René Favaloro: Why the Pioneering Surgeon Is So Meaningful to Argentina
"He was very touched by the possibility that all his work may disappear."
Some people’s accomplishments are so monumental that history can be divided into the time before they lived and the time since. René Géronimo Favaloro, honored Friday with a Google Doodle, is one such figure. July 12 would have been the 96th birthday of the pioneering Argentinian doctor, who performed the world’s first coronary artery bypass surgery. Crucial as he was to the world of cardiac medicine, Favaloro is also remembered for the special legacy he left to Argentina in the wake of his untimely death in 2000.
Amid a political and economic crisis that had left Favaloro’s world-renowned medical institution struggling to keep its doors open, he took his own life on July 29, 2000. At the time, he left letters describing how the government had failed to help keep the hospital afloat. Since its inception in 1992, the Institute of Cardiology and Cardiovascular Surgery of the Favaloro Foundation served Argentinians as well as residents of neighboring countries, with a special focus on the issue of health inequality faced by children and poor people.

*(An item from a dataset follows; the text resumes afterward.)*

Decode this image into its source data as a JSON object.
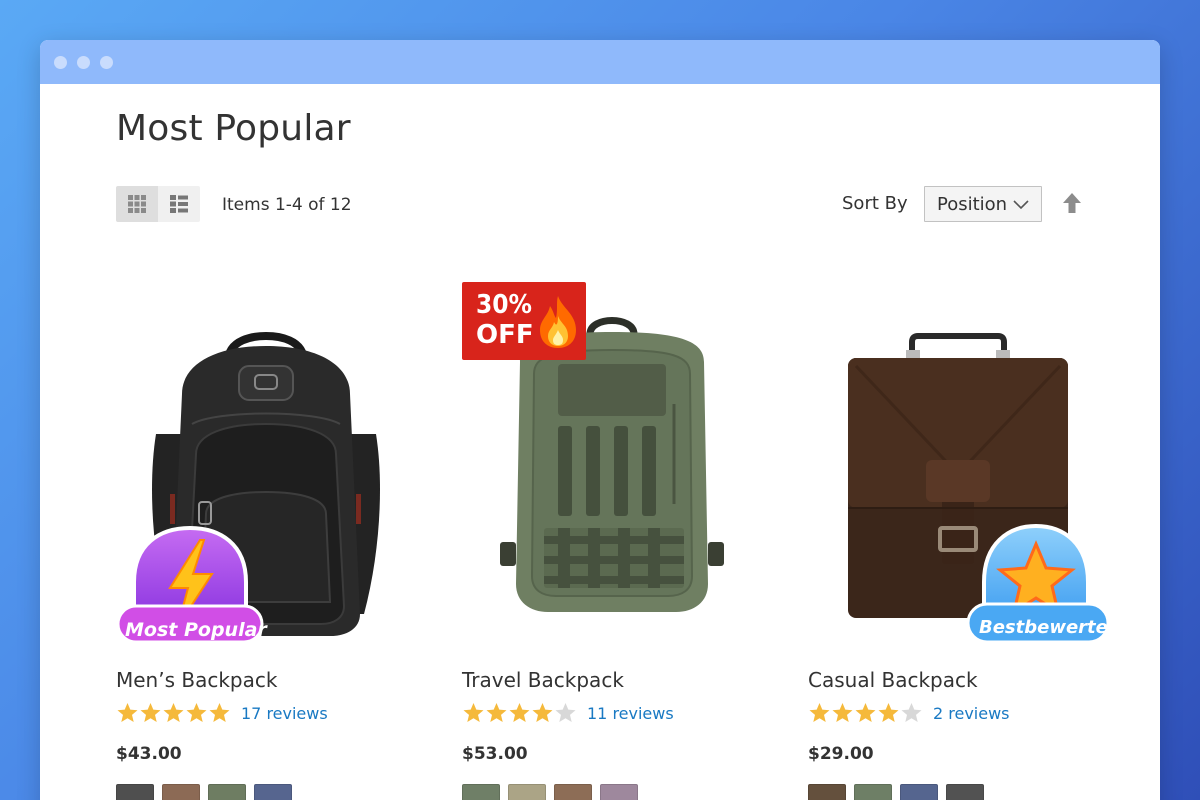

Even before then, he was a foundational figure in Argentinian cardiac medicine, performing the country’s first heart transplant in 1980.
In the wake of Favaloro’s suicide, the people of Argentina took notice of what was at stake.
As outlined in a 2016 article in the European Heart Journal, the institute served as a vital lifeline for Argentinians who experienced surgical complications during heart and kidney surgeries. Eventually becoming the University Hospital of Favaloro Foundation, it served as a teaching hospital to train the next generation of Argentinian doctors in organ transplants and advanced cardiac surgery techniques.
Amid the economic downturn, though, the hospital was in serious trouble. It was owed millions in outstanding debts, and with the general public struggling to scrape by, it seemed unlikely that funds from medical bills would be coming any time soon. So he started reaching out to government officials.
When Favaloro’s plea to Argentinean president Fernando de la Rúa had gone unnoticed, he plunged into desperation.
"People became aware of the situation and started to help."
“He was very touched by the possibility that all his work may disappear. In a very difficult moment he appealed to the people and the authorities to give us financial support and he didn’t get it, so he committed suicide,” Branco Mautner, M.D., dean of the Favaloro University Medical School, told the European Heart Journal. “When he died he left some letters that accused the government of not helping him. Nobody knows whether that was in his mind or not, but in reality it helped. People became aware of the situation and started to help.”
The article also notes that the doctor was so beloved that opinion polls in the ‘90s suggested that Argentinians actually wanted him as president. He never ran for office though.
Favaloro’s foundation persists to this day, remaining one of the most active organ transplant sites in Argentina.